Sat, 04 Nov 2000

State hotel operators HII, Natour to merge

JAKARTA (JP): Two state-owned hotel operators, PT Hotel Indonesia International and PT Natour, will be merged into one corporation as part of a consolidation process in anticipation of an initial public offering (IPO) in 2003.

Although, the merger will be finalized early next year, the two hotels have already been put under unified management called Hotel Indonesia Natour (HIN).

HIN marketing director Tjuk Sumarsono said HIN would be retained as the name of the surviving company in the merger but the merged hotel operator would use Indonesia Natour (Inna) Hotel Group as its brand name.

"The hotels under our management will be named, for example, Inna Wisata, Inna Putri Bali, etc.," he said after installing the new general manager of the Hotel Wisata Internasional in Jakarta.

Hotel Indonesia, however, would retain its name as it was synonymous with Jakarta and the country, Tjuk said.

"The roundabout in front of the hotel is even popularly known as Bunderan HI (the Hotel Indonesia roundabout)," Hotel Wisata marketing manager Made Pudjayanti said.

Hotel Indonesia, established in 1962, was the first hotel of international standard in the country.

HIN operates 16 hotels in Sumatra, Java and Bali, including Hotel Indonesia and Hotel Wisata Internasional. It also manages two airport catering services in Yogyakarta and Surabaya, Tjuk explained.

Tjuk said that before the IPO, convertible bonds would be issued and that many foreign investors had expressed interest in the hotel group and were anxious to enter the business.

"Already, three investors have expressed interest in buying our convertible bonds," he said.

The three investors came from the United States and Europe, Tjuk said, but he declined to name them.

"Our president, A.M. Suseto, will soon give more details to the press about the IPO," he said.

The funds to be generated from the issuance of the convertible bonds would allow the group to start expansion projects which had been delayed thus far, Tjuk said, citing among other things the refurbishment of hotel rooms and facilities.

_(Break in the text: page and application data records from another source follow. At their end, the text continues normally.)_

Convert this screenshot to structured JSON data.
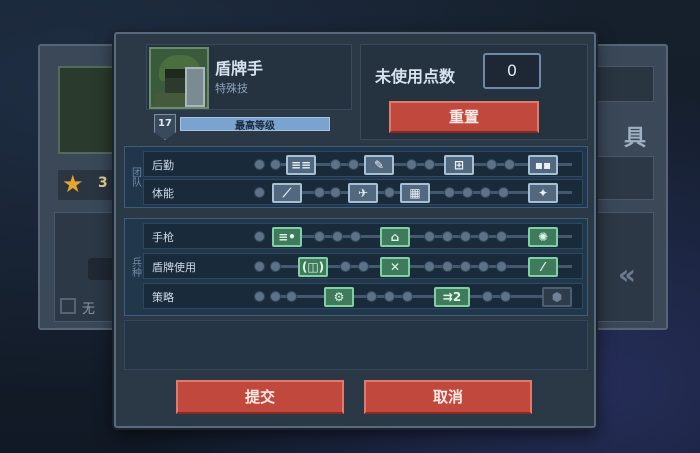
{
  "background": {
    "star_count": "3",
    "none_label": "无",
    "right_heading": "具"
  },
  "unit": {
    "name": "盾牌手",
    "subtitle": "特殊技",
    "level": "17",
    "level_label": "最高等级",
    "level_progress": 1.0
  },
  "points": {
    "label": "未使用点数",
    "value": "0",
    "reset_label": "重置"
  },
  "groups": [
    {
      "label": "团队",
      "rows": [
        {
          "name": "后勤",
          "nodes": [
            "≡≡",
            "✎",
            "⊞",
            "▪▪"
          ]
        },
        {
          "name": "体能",
          "nodes": [
            "⟋",
            "✈",
            "▦",
            "✦"
          ]
        }
      ]
    },
    {
      "label": "兵种",
      "rows": [
        {
          "name": "手枪",
          "nodes": [
            "≡•",
            "⌂",
            "✺"
          ]
        },
        {
          "name": "盾牌使用",
          "nodes": [
            "(◫)",
            "✕",
            "⁄"
          ]
        },
        {
          "name": "策略",
          "nodes": [
            "⚙",
            "⇉2",
            "⬢"
          ]
        }
      ]
    }
  ],
  "buttons": {
    "submit": "提交",
    "cancel": "取消"
  },
  "colors": {
    "button_red": "#c0483c",
    "level_bar": "#7aa3cf",
    "node_active": "#a8c0d6",
    "node_green": "#3f7a5c"
  }
}
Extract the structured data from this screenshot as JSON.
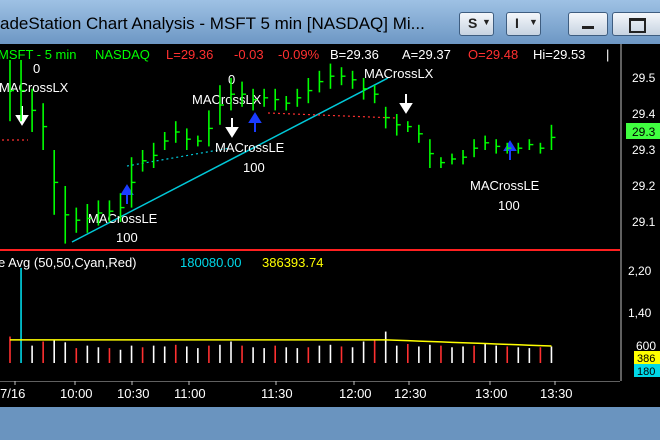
{
  "window": {
    "title": "adeStation Chart Analysis - MSFT 5 min [NASDAQ] Mi...",
    "btn_s": "S",
    "btn_i": "I"
  },
  "colors": {
    "price_bar": "#00ff00",
    "trendline": "#00c8d8",
    "ma_dotted": "#ff3030",
    "volume_avg": "#ffff00",
    "signal_arrow": "#1a3cff",
    "last_price_bg": "#40ff40",
    "volume_cyan": "#00d8e8"
  },
  "header": {
    "symbol": "MSFT - 5 min",
    "exchange": "NASDAQ",
    "last": "L=29.36",
    "change": "-0.03",
    "change_pct": "-0.09%",
    "bid": "B=29.36",
    "ask": "A=29.37",
    "open": "O=29.48",
    "high": "Hi=29.53"
  },
  "volume_header": {
    "label": "e Avg (50,50,Cyan,Red)",
    "value_cyan": "180080.00",
    "value_yellow": "386393.74"
  },
  "price_axis": {
    "ticks": [
      "29.5",
      "29.4",
      "29.3",
      "29.2",
      "29.1"
    ],
    "last_price": "29.3"
  },
  "volume_axis": {
    "ticks": [
      "2,20",
      "1,40",
      "600"
    ],
    "tag_yellow": "386",
    "tag_cyan": "180"
  },
  "time_axis": {
    "labels": [
      "7/16",
      "10:00",
      "10:30",
      "11:00",
      "11:30",
      "12:00",
      "12:30",
      "13:00",
      "13:30"
    ]
  },
  "strategy_labels": [
    {
      "name": "MACrossLX",
      "qty": "0"
    },
    {
      "name": "MACrossLX",
      "qty": "0"
    },
    {
      "name": "MACrossLX",
      "qty": ""
    },
    {
      "name": "MACrossLE",
      "qty": "100"
    },
    {
      "name": "MACrossLE",
      "qty": "100"
    },
    {
      "name": "MACrossLE",
      "qty": "100"
    }
  ],
  "price_bars": [
    {
      "time": "09:35",
      "high": 29.55,
      "low": 29.38
    },
    {
      "time": "09:40",
      "high": 29.55,
      "low": 29.38
    },
    {
      "time": "09:45",
      "high": 29.47,
      "low": 29.35
    },
    {
      "time": "09:50",
      "high": 29.43,
      "low": 29.3
    },
    {
      "time": "09:55",
      "high": 29.3,
      "low": 29.12
    },
    {
      "time": "10:00",
      "high": 29.2,
      "low": 29.04
    },
    {
      "time": "10:05",
      "high": 29.14,
      "low": 29.07
    },
    {
      "time": "10:10",
      "high": 29.15,
      "low": 29.07
    },
    {
      "time": "10:15",
      "high": 29.16,
      "low": 29.09
    },
    {
      "time": "10:20",
      "high": 29.16,
      "low": 29.1
    },
    {
      "time": "10:25",
      "high": 29.18,
      "low": 29.1
    },
    {
      "time": "10:30",
      "high": 29.28,
      "low": 29.14
    },
    {
      "time": "10:35",
      "high": 29.3,
      "low": 29.24
    },
    {
      "time": "10:40",
      "high": 29.32,
      "low": 29.25
    },
    {
      "time": "10:45",
      "high": 29.35,
      "low": 29.3
    },
    {
      "time": "10:50",
      "high": 29.38,
      "low": 29.32
    },
    {
      "time": "10:55",
      "high": 29.36,
      "low": 29.3
    },
    {
      "time": "11:00",
      "high": 29.34,
      "low": 29.31
    },
    {
      "time": "11:05",
      "high": 29.41,
      "low": 29.31
    },
    {
      "time": "11:10",
      "high": 29.48,
      "low": 29.37
    },
    {
      "time": "11:15",
      "high": 29.5,
      "low": 29.41
    },
    {
      "time": "11:20",
      "high": 29.49,
      "low": 29.42
    },
    {
      "time": "11:25",
      "high": 29.47,
      "low": 29.41
    },
    {
      "time": "11:30",
      "high": 29.47,
      "low": 29.42
    },
    {
      "time": "11:35",
      "high": 29.47,
      "low": 29.41
    },
    {
      "time": "11:40",
      "high": 29.45,
      "low": 29.41
    },
    {
      "time": "11:45",
      "high": 29.47,
      "low": 29.42
    },
    {
      "time": "11:50",
      "high": 29.5,
      "low": 29.43
    },
    {
      "time": "11:55",
      "high": 29.52,
      "low": 29.46
    },
    {
      "time": "12:00",
      "high": 29.54,
      "low": 29.47
    },
    {
      "time": "12:05",
      "high": 29.53,
      "low": 29.48
    },
    {
      "time": "12:10",
      "high": 29.52,
      "low": 29.47
    },
    {
      "time": "12:15",
      "high": 29.5,
      "low": 29.44
    },
    {
      "time": "12:20",
      "high": 29.48,
      "low": 29.43
    },
    {
      "time": "12:25",
      "high": 29.42,
      "low": 29.36
    },
    {
      "time": "12:30",
      "high": 29.4,
      "low": 29.34
    },
    {
      "time": "12:35",
      "high": 29.38,
      "low": 29.35
    },
    {
      "time": "12:40",
      "high": 29.37,
      "low": 29.32
    },
    {
      "time": "12:45",
      "high": 29.33,
      "low": 29.25
    },
    {
      "time": "12:50",
      "high": 29.28,
      "low": 29.25
    },
    {
      "time": "12:55",
      "high": 29.29,
      "low": 29.26
    },
    {
      "time": "13:00",
      "high": 29.3,
      "low": 29.26
    },
    {
      "time": "13:05",
      "high": 29.33,
      "low": 29.28
    },
    {
      "time": "13:10",
      "high": 29.34,
      "low": 29.3
    },
    {
      "time": "13:15",
      "high": 29.33,
      "low": 29.29
    },
    {
      "time": "13:20",
      "high": 29.32,
      "low": 29.29
    },
    {
      "time": "13:25",
      "high": 29.32,
      "low": 29.29
    },
    {
      "time": "13:30",
      "high": 29.33,
      "low": 29.3
    },
    {
      "time": "13:35",
      "high": 29.32,
      "low": 29.29
    },
    {
      "time": "13:40",
      "high": 29.37,
      "low": 29.3
    }
  ],
  "volume_bars": [
    640,
    2300,
    420,
    520,
    560,
    500,
    360,
    420,
    380,
    360,
    320,
    420,
    380,
    420,
    400,
    440,
    400,
    360,
    420,
    440,
    520,
    420,
    380,
    360,
    420,
    380,
    360,
    380,
    420,
    440,
    400,
    380,
    520,
    560,
    760,
    420,
    460,
    400,
    440,
    420,
    380,
    400,
    420,
    460,
    420,
    400,
    380,
    360,
    380,
    400
  ],
  "volume_avg": [
    560,
    560,
    560,
    560,
    560,
    560,
    560,
    560,
    560,
    560,
    560,
    560,
    560,
    560,
    560,
    560,
    560,
    560,
    560,
    560,
    560,
    560,
    560,
    560,
    560,
    560,
    560,
    560,
    560,
    560,
    560,
    560,
    560,
    560,
    560,
    550,
    540,
    530,
    520,
    510,
    500,
    490,
    480,
    470,
    460,
    450,
    440,
    430,
    420,
    410
  ]
}
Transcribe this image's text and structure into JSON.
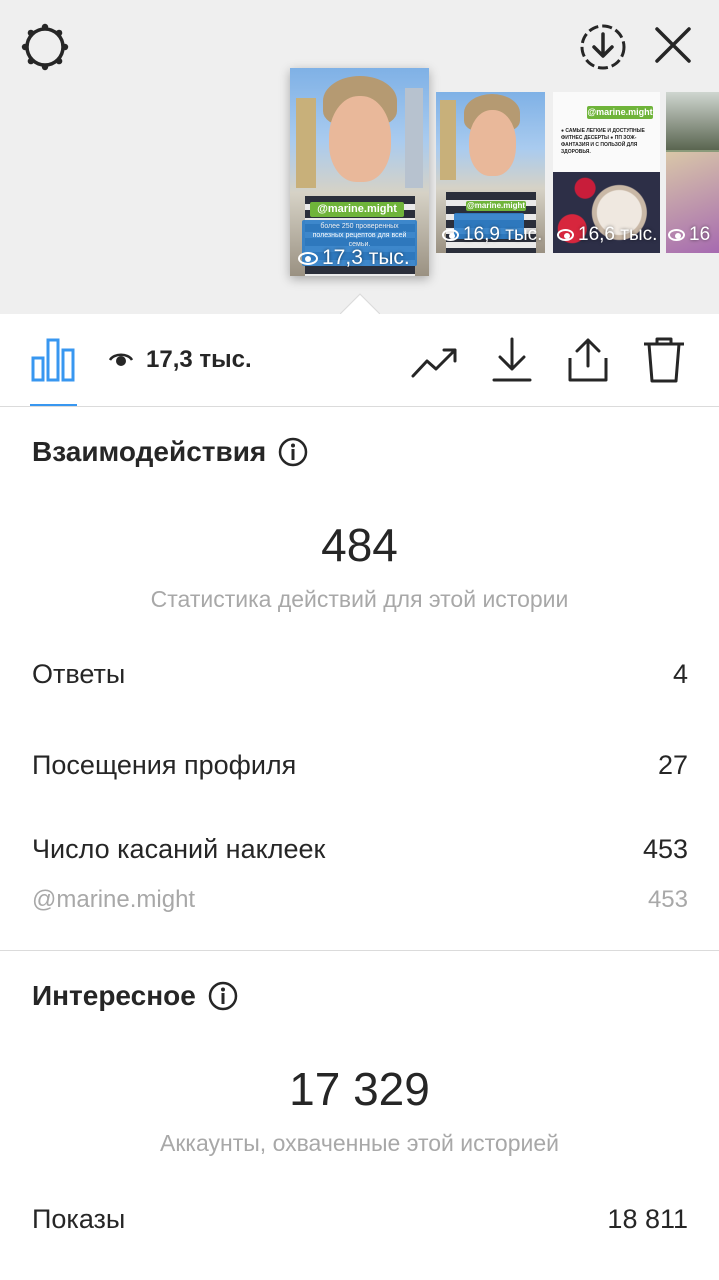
{
  "header": {
    "icons": [
      "settings-gear-icon",
      "download-circle-icon",
      "close-icon"
    ]
  },
  "stories": [
    {
      "sticker": "@marine.might",
      "views": "17,3 тыс.",
      "caption": "более 250 проверенных полезных рецептов для всей семьи."
    },
    {
      "sticker": "@marine.might",
      "views": "16,9 тыс."
    },
    {
      "sticker": "@marine.might",
      "views": "16,6 тыс.",
      "text": "● САМЫЕ ЛЁГКИЕ И ДОСТУПНЫЕ ФИТНЕС ДЕСЕРТЫ ● ПП ЗОЖ-ФАНТАЗИЯ И С ПОЛЬЗОЙ ДЛЯ ЗДОРОВЬЯ."
    },
    {
      "views": "16"
    }
  ],
  "toolbar": {
    "views": "17,3 тыс.",
    "icons": [
      "insights-bar-chart-icon",
      "eye-icon",
      "trend-arrow-icon",
      "download-icon",
      "share-icon",
      "delete-trash-icon"
    ],
    "accent": "#3897f0"
  },
  "interactions": {
    "title": "Взаимодействия",
    "total": "484",
    "subtitle": "Статистика действий для этой истории",
    "rows": [
      {
        "label": "Ответы",
        "value": "4"
      },
      {
        "label": "Посещения профиля",
        "value": "27"
      },
      {
        "label": "Число касаний наклеек",
        "value": "453"
      }
    ],
    "sub_row": {
      "label": "@marine.might",
      "value": "453"
    }
  },
  "discovery": {
    "title": "Интересное",
    "total": "17 329",
    "subtitle": "Аккаунты, охваченные этой историей",
    "rows": [
      {
        "label": "Показы",
        "value": "18 811"
      }
    ]
  }
}
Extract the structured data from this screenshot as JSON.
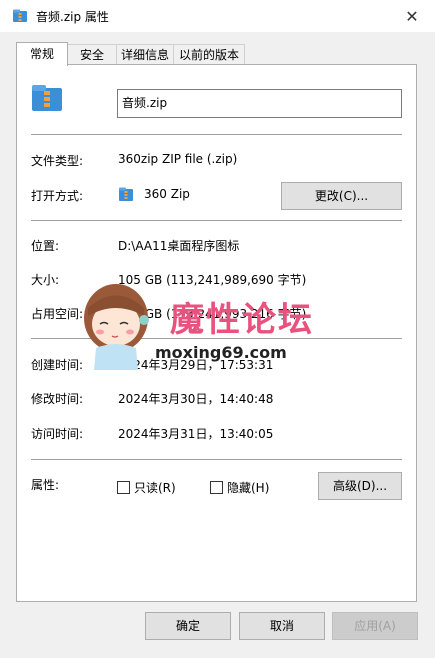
{
  "window": {
    "title": "音频.zip 属性",
    "close_icon": "close-icon"
  },
  "tabs": [
    {
      "label": "常规",
      "active": true
    },
    {
      "label": "安全",
      "active": false
    },
    {
      "label": "详细信息",
      "active": false
    },
    {
      "label": "以前的版本",
      "active": false
    }
  ],
  "general": {
    "file_name": "音频.zip",
    "file_type_label": "文件类型:",
    "file_type_value": "360zip ZIP file (.zip)",
    "open_with_label": "打开方式:",
    "open_with_value": "360 Zip",
    "change_button": "更改(C)...",
    "location_label": "位置:",
    "location_value": "D:\\AA11桌面程序图标",
    "size_label": "大小:",
    "size_value": "105 GB (113,241,989,690 字节)",
    "size_on_disk_label": "占用空间:",
    "size_on_disk_value": "105 GB (113,241,993,216 字节)",
    "created_label": "创建时间:",
    "created_value": "2024年3月29日，17:53:31",
    "modified_label": "修改时间:",
    "modified_value": "2024年3月30日，14:40:48",
    "accessed_label": "访问时间:",
    "accessed_value": "2024年3月31日，13:40:05",
    "attributes_label": "属性:",
    "readonly_label": "只读(R)",
    "readonly_checked": false,
    "hidden_label": "隐藏(H)",
    "hidden_checked": false,
    "advanced_button": "高级(D)..."
  },
  "footer": {
    "ok": "确定",
    "cancel": "取消",
    "apply": "应用(A)"
  },
  "watermark": {
    "title": "魔性论坛",
    "url": "moxing69.com"
  },
  "colors": {
    "accent_pink": "#e8527e",
    "archive_blue": "#3a8fd8",
    "archive_orange": "#f2a03a"
  }
}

During the worst of the economic crisis in 1998, HIN recorded net earnings of Rp 40 billion, which was an increase of more than 100 percent over 1997, due partly to the sharp fall of the rupiah against the U.S. dollar.

"We charge for our rooms in dollars while our operating costs are in rupiah," he explained.

As of September 2000, HIN had notched up income of Rp 240 billion, a 16 percent increase compared to the same period last year, he said.

Tjuk stressed he was optimistic that the group's target of Rp 20 billion in net earnings would be achieved as the political situation in the country was improving.

He said occupancy rates of the hotels outside of Jakarta were increasing, with an average of 37 percent in Yogyakarta compared to only 30 percent during the crisis, and 70 percent in Bali, up from about 60 percent previously.

Jakarta has yet to see tourists coming back, Tjuk said, adding that hotels in the capital were only about 35 percent occupied.

"Foreigners are still hesitant in coming to the capital, but are more confident about going to other parts of Indonesia," he said. (tnt)